The second component of our breakthrough was the feedback we received after presenting our project proposal to the class. After presenting the same two objectives we had formed at the initiation of our project, we received a very eye-opening response from our audience. It was suggested to us that not only one, but both of our objectives were beyond the scope of our project and that it would be in our, as well as our community stakeholder’s, best interest to simplify and remodel our aim.

These significant moments in the morphology of our project have taught us valuable lessons that we can bring forward to make our project more successful.

So What?

The experiences described above tell us that as a team, we are very focused on adhering to guidelines and rubrics that are set out for us and there exists among us a level of uncertainty around stepping outside of these guidelines and remodeling the scope of our work. Our decision to keep our original objectives in our project proposal despite lacking a true understanding of their scope was based on our fear of straying from our project description given to us by LFS 350. Similarly, our failure to see significance in the meeting with our community partner shows that we are too focused on exploring the exact objectives laid out in the project description to appreciate the opportunities that are provided to us in these meetings.

Much like Chef Dan Barber’s relentless attempts to produce ethically raised foie gras in New York, we must pause and consider whether components of our project are within the scope of our abilities and resources.  Although Barber is still continuing his journey to successfully raise “wild geese,” on his farm in New York, he realizes that there may be no humanly possible way to do it with the climate and predation that he is working with. Being aware of and honest about the limitations in any given project will benefit everyone involved and create a more efficient and successful project.

Additionally, Sisonke Msimang points out in her podcast that it is critical to listen to the people that you are working with in more ways than one. We must listen “not just to the words…but to the silences,” are words that parallel very well with our struggle to form a connection and understand what our community partner wanted from us during our first meeting on September 22nd. Because our group was so focused on delivering what our project description outlined for us, we failed to understand the importance of community engagement and the huge role that the Sustenance Festival would play in our mission to create an operations manual.

Now What?

Moving forward, our group is now comfortable with the idea that some aspects of our project may be beyond the scope of our mission and that we need to be flexible in order to make this project successful. At the end of the day, having a small deliverable that is actually helpful to our community partner is much more valuable than “biting off more than we can chew” and ending up with a deliverable that sticks to our original objectives but is not useful to the community.
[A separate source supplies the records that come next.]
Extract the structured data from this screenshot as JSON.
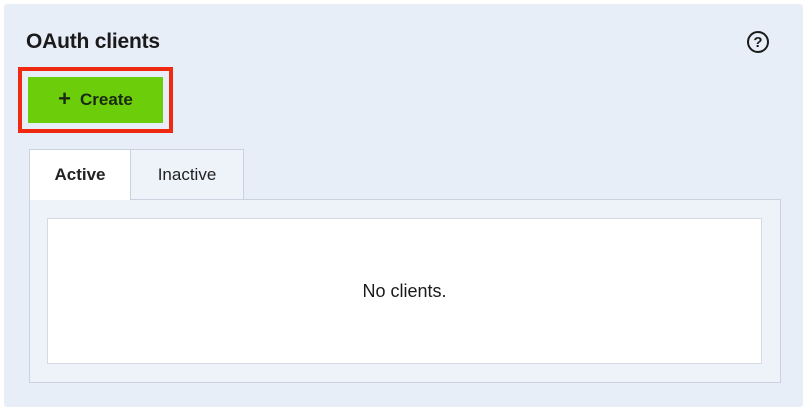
{
  "header": {
    "title": "OAuth clients",
    "help_icon": "question-circle-icon",
    "help_glyph": "?"
  },
  "toolbar": {
    "create_label": "Create",
    "create_icon": "plus-icon",
    "create_glyph": "+",
    "create_color": "#6cce0a",
    "highlight_color": "#f02a10"
  },
  "tabs": [
    {
      "label": "Active",
      "selected": true
    },
    {
      "label": "Inactive",
      "selected": false
    }
  ],
  "main": {
    "empty_message": "No clients."
  }
}
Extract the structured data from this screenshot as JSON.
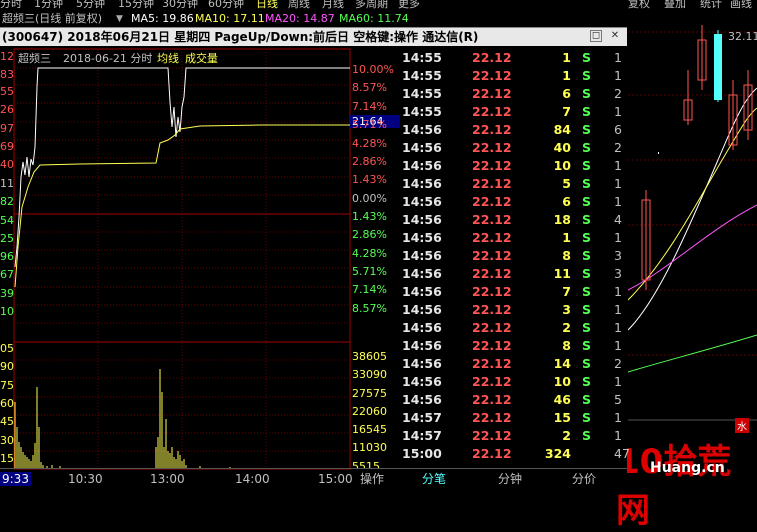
{
  "toolbar": {
    "items": [
      "分时",
      "1分钟",
      "5分钟",
      "15分钟",
      "30分钟",
      "60分钟",
      "日线",
      "周线",
      "月线",
      "多周期",
      "更多"
    ],
    "active": "日线",
    "right_items": [
      "复权",
      "叠加",
      "统计",
      "画线"
    ]
  },
  "ma_bar": {
    "title": "超频三(日线 前复权)",
    "ma5": "MA5: 19.86",
    "ma10": "MA10: 17.11",
    "ma20": "MA20: 14.87",
    "ma60": "MA60: 11.74",
    "colors": {
      "ma5": "#ffffff",
      "ma10": "#ffff54",
      "ma20": "#ff54ff",
      "ma60": "#54ff54"
    }
  },
  "popup": {
    "title": "(300647) 2018年06月21日 星期四 PageUp/Down:前后日 空格键:操作 通达信(R)",
    "chart_header": {
      "name": "超频三",
      "date": "2018-06-21 分时",
      "avg_label": "均线",
      "vol_label": "成交量"
    },
    "cursor_price": "21.64",
    "left_price_labels": [
      "12",
      "83",
      "55",
      "26",
      "97",
      "69",
      "40",
      "11",
      "82",
      "54",
      "25",
      "96",
      "67",
      "39",
      "10"
    ],
    "left_vol_labels": [
      "05",
      "90",
      "75",
      "60",
      "45",
      "30",
      "15"
    ],
    "pct_labels": [
      "10.00%",
      "8.57%",
      "7.14%",
      "5.71%",
      "4.28%",
      "2.86%",
      "1.43%",
      "0.00%",
      "1.43%",
      "2.86%",
      "4.28%",
      "5.71%",
      "7.14%",
      "8.57%"
    ],
    "vol_labels": [
      "38605",
      "33090",
      "27575",
      "22060",
      "16545",
      "11030",
      "5515"
    ],
    "time_axis": [
      "9:33",
      "10:30",
      "13:00",
      "14:00",
      "15:00"
    ],
    "ticks": [
      {
        "time": "14:55",
        "price": "22.12",
        "vol": "1",
        "flag": "S",
        "n": "1"
      },
      {
        "time": "14:55",
        "price": "22.12",
        "vol": "1",
        "flag": "S",
        "n": "1"
      },
      {
        "time": "14:55",
        "price": "22.12",
        "vol": "6",
        "flag": "S",
        "n": "2"
      },
      {
        "time": "14:55",
        "price": "22.12",
        "vol": "7",
        "flag": "S",
        "n": "1"
      },
      {
        "time": "14:56",
        "price": "22.12",
        "vol": "84",
        "flag": "S",
        "n": "6"
      },
      {
        "time": "14:56",
        "price": "22.12",
        "vol": "40",
        "flag": "S",
        "n": "2"
      },
      {
        "time": "14:56",
        "price": "22.12",
        "vol": "10",
        "flag": "S",
        "n": "1"
      },
      {
        "time": "14:56",
        "price": "22.12",
        "vol": "5",
        "flag": "S",
        "n": "1"
      },
      {
        "time": "14:56",
        "price": "22.12",
        "vol": "6",
        "flag": "S",
        "n": "1"
      },
      {
        "time": "14:56",
        "price": "22.12",
        "vol": "18",
        "flag": "S",
        "n": "4"
      },
      {
        "time": "14:56",
        "price": "22.12",
        "vol": "1",
        "flag": "S",
        "n": "1"
      },
      {
        "time": "14:56",
        "price": "22.12",
        "vol": "8",
        "flag": "S",
        "n": "3"
      },
      {
        "time": "14:56",
        "price": "22.12",
        "vol": "11",
        "flag": "S",
        "n": "3"
      },
      {
        "time": "14:56",
        "price": "22.12",
        "vol": "7",
        "flag": "S",
        "n": "1"
      },
      {
        "time": "14:56",
        "price": "22.12",
        "vol": "3",
        "flag": "S",
        "n": "1"
      },
      {
        "time": "14:56",
        "price": "22.12",
        "vol": "2",
        "flag": "S",
        "n": "1"
      },
      {
        "time": "14:56",
        "price": "22.12",
        "vol": "8",
        "flag": "S",
        "n": "1"
      },
      {
        "time": "14:56",
        "price": "22.12",
        "vol": "14",
        "flag": "S",
        "n": "2"
      },
      {
        "time": "14:56",
        "price": "22.12",
        "vol": "10",
        "flag": "S",
        "n": "1"
      },
      {
        "time": "14:56",
        "price": "22.12",
        "vol": "46",
        "flag": "S",
        "n": "5"
      },
      {
        "time": "14:57",
        "price": "22.12",
        "vol": "15",
        "flag": "S",
        "n": "1"
      },
      {
        "time": "14:57",
        "price": "22.12",
        "vol": "2",
        "flag": "S",
        "n": "1"
      },
      {
        "time": "15:00",
        "price": "22.12",
        "vol": "324",
        "flag": "",
        "n": "47"
      }
    ],
    "tabs": [
      "操作",
      "分笔",
      "分钟",
      "分价"
    ],
    "active_tab": "分笔"
  },
  "right_panel": {
    "price_label": "32.11",
    "watermark": "10拾荒网",
    "watermark_url": "Huang.cn",
    "badge": "水"
  }
}
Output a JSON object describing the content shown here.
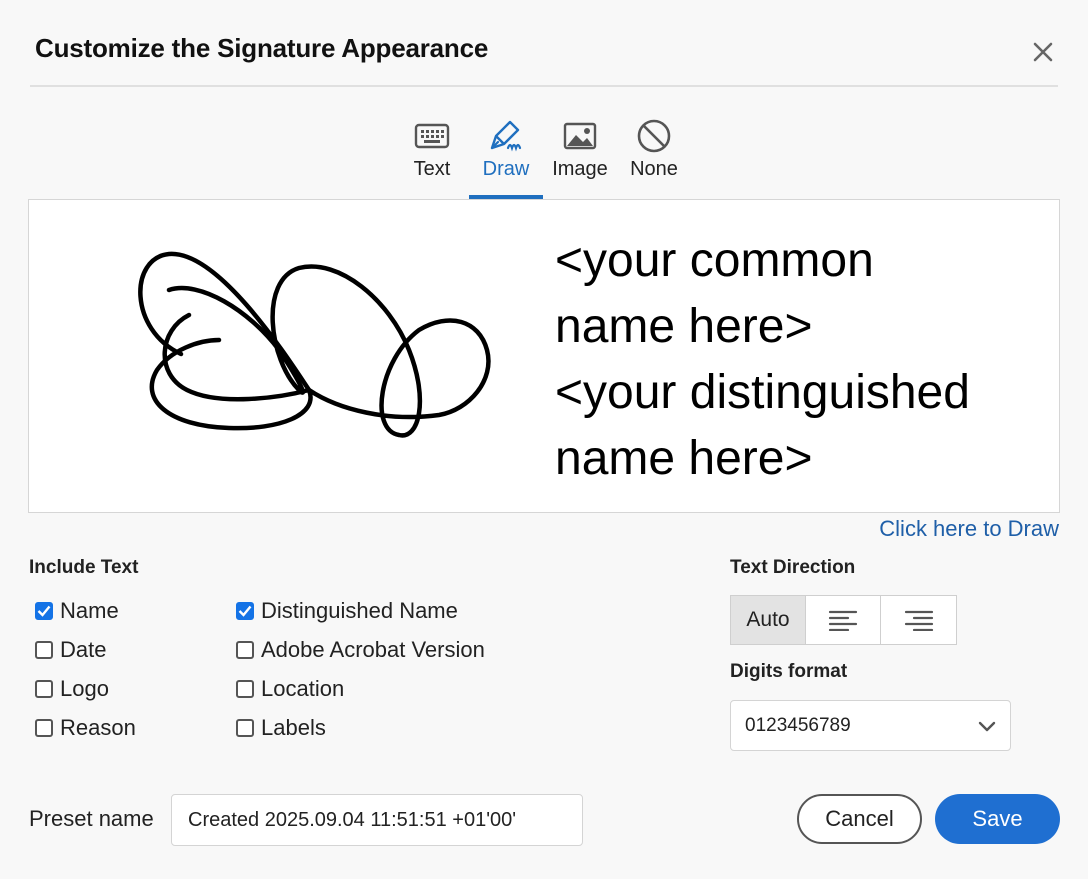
{
  "dialog": {
    "title": "Customize the Signature Appearance"
  },
  "tabs": [
    {
      "label": "Text",
      "icon": "keyboard-icon"
    },
    {
      "label": "Draw",
      "icon": "pen-icon",
      "active": true
    },
    {
      "label": "Image",
      "icon": "image-icon"
    },
    {
      "label": "None",
      "icon": "none-icon"
    }
  ],
  "preview": {
    "lines": [
      "<your common",
      "name here>",
      "<your distinguished",
      "name here>"
    ]
  },
  "draw_link": "Click here to Draw",
  "include_text": {
    "label": "Include Text",
    "options": [
      {
        "label": "Name",
        "checked": true
      },
      {
        "label": "Distinguished Name",
        "checked": true
      },
      {
        "label": "Date",
        "checked": false
      },
      {
        "label": "Adobe Acrobat Version",
        "checked": false
      },
      {
        "label": "Logo",
        "checked": false
      },
      {
        "label": "Location",
        "checked": false
      },
      {
        "label": "Reason",
        "checked": false
      },
      {
        "label": "Labels",
        "checked": false
      }
    ]
  },
  "text_direction": {
    "label": "Text Direction",
    "options": [
      {
        "label": "Auto",
        "active": true
      },
      {
        "icon": "align-left-icon"
      },
      {
        "icon": "align-right-icon"
      }
    ]
  },
  "digits_format": {
    "label": "Digits format",
    "value": "0123456789"
  },
  "preset": {
    "label": "Preset name",
    "value": "Created 2025.09.04 11:51:51 +01'00'"
  },
  "buttons": {
    "cancel": "Cancel",
    "save": "Save"
  },
  "colors": {
    "accent": "#1f6fbf",
    "save": "#1f6fd1",
    "checkbox": "#1473e6"
  }
}
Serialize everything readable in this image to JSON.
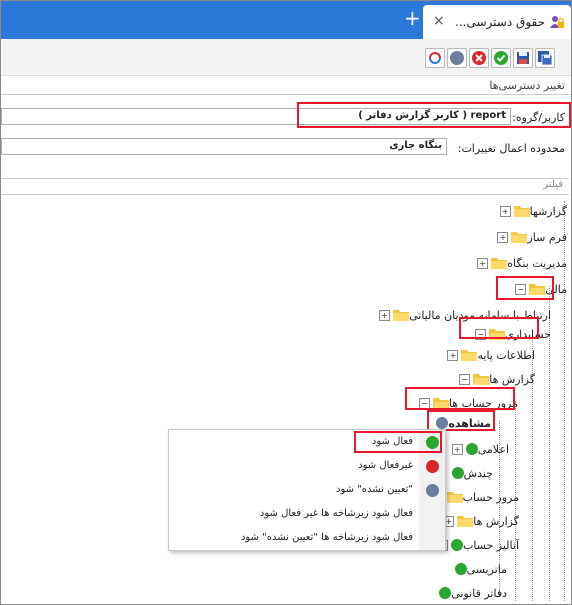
{
  "window": {
    "tab_title": "حقوق دسترسی...",
    "close_glyph": "×",
    "new_tab_glyph": "+"
  },
  "toolbar": {
    "buttons": [
      "remove-access",
      "clear",
      "deny",
      "allow",
      "save",
      "save-as"
    ]
  },
  "section_title": "تغییر دسترسی‌ها",
  "form": {
    "user_group_label": "کاربر/گروه:",
    "user_group_value": "report ( کاربر گزارش دفاتر )",
    "scope_label": "محدوده اعمال تغییرات:",
    "scope_value": "بنگاه جاری"
  },
  "filter": {
    "placeholder": "فیلتر"
  },
  "tree": {
    "reports": "گزارشها",
    "form_builder": "فرم ساز",
    "company_mgmt": "مدیریت بنگاه",
    "finance": "مالی",
    "tax_system": "ارتباط با سامانه مودیان مالیاتی",
    "accounting": "حسابداری",
    "base_info": "اطلاعات پایه",
    "acc_reports": "گزارش ها",
    "account_review": "مرور حساب ها",
    "view": "مشاهده",
    "announce": "اعلامی",
    "multi": "چندش",
    "account_review2": "مرور حساب",
    "reports2": "گزارش ها",
    "analysis": "آنالیز حساب",
    "matrix": "ماتریسی",
    "legal_books": "دفاتر قانونی"
  },
  "context_menu": {
    "items": [
      {
        "label": "فعال شود",
        "icon": "green-check-icon"
      },
      {
        "label": "غیرفعال شود",
        "icon": "red-x-icon"
      },
      {
        "label": "\"تعیین نشده\" شود",
        "icon": "grey-dot-icon"
      },
      {
        "label": "فعال شود زیرشاخه ها غیر فعال شود",
        "icon": ""
      },
      {
        "label": "فعال شود زیرشاخه ها \"تعیین نشده\" شود",
        "icon": ""
      }
    ]
  },
  "colors": {
    "titlebar": "#2b79d8",
    "highlight": "#e8192c",
    "allowed": "#2aa72e",
    "denied": "#d9262a",
    "undetermined": "#6b7f9c"
  }
}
Additionally, we now appreciate that all occasions to engage with our community members and partners are opportunities for us to gain valuable knowledge that will ultimately make our project stronger and more successful. Community-based project development must be a process in which all members have a chance to be heard, and all opinions and components are valuable parts of a collective project.

Our upcoming objectives are to further engage with the community members of LM-RP in order to better understand what they want to see in a community garden. We will be doing this by attending the Sustenance Festival on October 18th and asking community members to complete a survey they we have put together. In addition, we will be collecting information on recommended operations manual outlines by referencing successful community gardens from all over North America.

This should keep us busy until our next posting, thanks for reading!

-Group 10


Glass, Ira. (2011). Poultry Slam 2011: Act 3: Latin Liver. This American Life Podcast. Podcast retrieved from      

Msimang, S. (2014, Dec, 10). A Pragmatic Idealist. The Moth Podcast. Podcast retrieved from

Rolfe, G., Freshwater, D., Jasper, M. (2001) Critical reflection in nursing and the helping professions: a user’s guide. Basingstoke: Palgrave Macmillan.